Task directions - In your copy, reproduce each entry exactly and include no picture.

Input records -
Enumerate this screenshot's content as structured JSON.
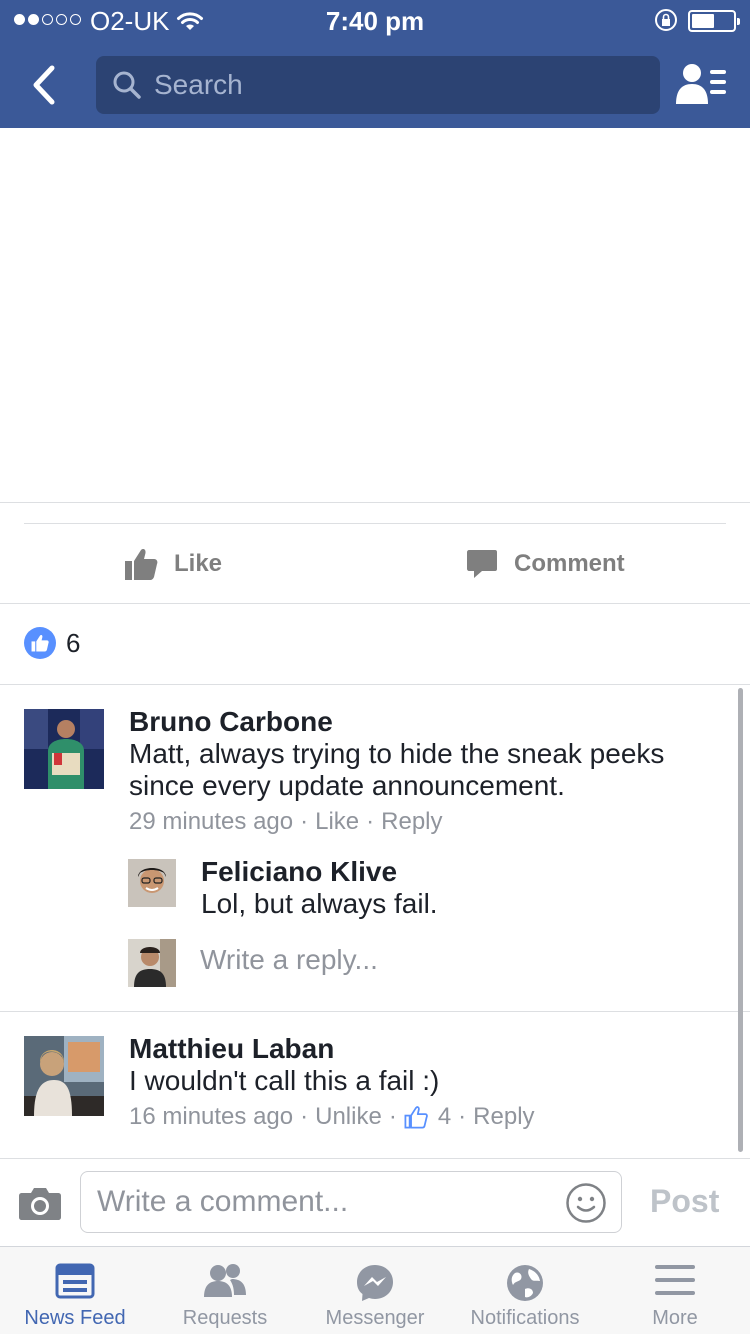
{
  "status_bar": {
    "carrier": "O2-UK",
    "time": "7:40 pm"
  },
  "header": {
    "search_placeholder": "Search"
  },
  "post_actions": {
    "like_label": "Like",
    "comment_label": "Comment"
  },
  "reactions": {
    "like_count": "6"
  },
  "comments": [
    {
      "author": "Bruno Carbone",
      "text_line1": "Matt, always trying to hide the sneak peeks",
      "text_line2": "since every update announcement.",
      "time": "29 minutes ago",
      "like_label": "Like",
      "reply_label": "Reply",
      "replies": [
        {
          "author": "Feliciano Klive",
          "text": "Lol, but always fail."
        }
      ],
      "reply_placeholder": "Write a reply..."
    },
    {
      "author": "Matthieu Laban",
      "text": "I wouldn't call this a fail :)",
      "time": "16 minutes ago",
      "like_label": "Unlike",
      "like_count": "4",
      "reply_label": "Reply"
    }
  ],
  "composer": {
    "placeholder": "Write a comment...",
    "post_label": "Post"
  },
  "tabs": [
    {
      "label": "News Feed",
      "icon": "news-feed-icon",
      "active": true
    },
    {
      "label": "Requests",
      "icon": "requests-icon",
      "active": false
    },
    {
      "label": "Messenger",
      "icon": "messenger-icon",
      "active": false
    },
    {
      "label": "Notifications",
      "icon": "globe-icon",
      "active": false
    },
    {
      "label": "More",
      "icon": "menu-icon",
      "active": false
    }
  ],
  "colors": {
    "brand": "#3b5998",
    "search_bg": "#2c4373",
    "like_blue": "#5890ff",
    "active_tab": "#4267b2",
    "meta_gray": "#90949c"
  }
}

Solved exercise -
Enumerate this screenshot's content as structured JSON.
{
  "status_bar": {
    "carrier": "O2-UK",
    "time": "7:40 pm"
  },
  "header": {
    "search_placeholder": "Search"
  },
  "post_actions": {
    "like_label": "Like",
    "comment_label": "Comment"
  },
  "reactions": {
    "like_count": "6"
  },
  "comments": [
    {
      "author": "Bruno Carbone",
      "text_line1": "Matt, always trying to hide the sneak peeks",
      "text_line2": "since every update announcement.",
      "time": "29 minutes ago",
      "like_label": "Like",
      "reply_label": "Reply",
      "replies": [
        {
          "author": "Feliciano Klive",
          "text": "Lol, but always fail."
        }
      ],
      "reply_placeholder": "Write a reply..."
    },
    {
      "author": "Matthieu Laban",
      "text": "I wouldn't call this a fail :)",
      "time": "16 minutes ago",
      "like_label": "Unlike",
      "like_count": "4",
      "reply_label": "Reply"
    }
  ],
  "composer": {
    "placeholder": "Write a comment...",
    "post_label": "Post"
  },
  "tabs": [
    {
      "label": "News Feed",
      "icon": "news-feed-icon",
      "active": true
    },
    {
      "label": "Requests",
      "icon": "requests-icon",
      "active": false
    },
    {
      "label": "Messenger",
      "icon": "messenger-icon",
      "active": false
    },
    {
      "label": "Notifications",
      "icon": "globe-icon",
      "active": false
    },
    {
      "label": "More",
      "icon": "menu-icon",
      "active": false
    }
  ],
  "colors": {
    "brand": "#3b5998",
    "search_bg": "#2c4373",
    "like_blue": "#5890ff",
    "active_tab": "#4267b2",
    "meta_gray": "#90949c"
  }
}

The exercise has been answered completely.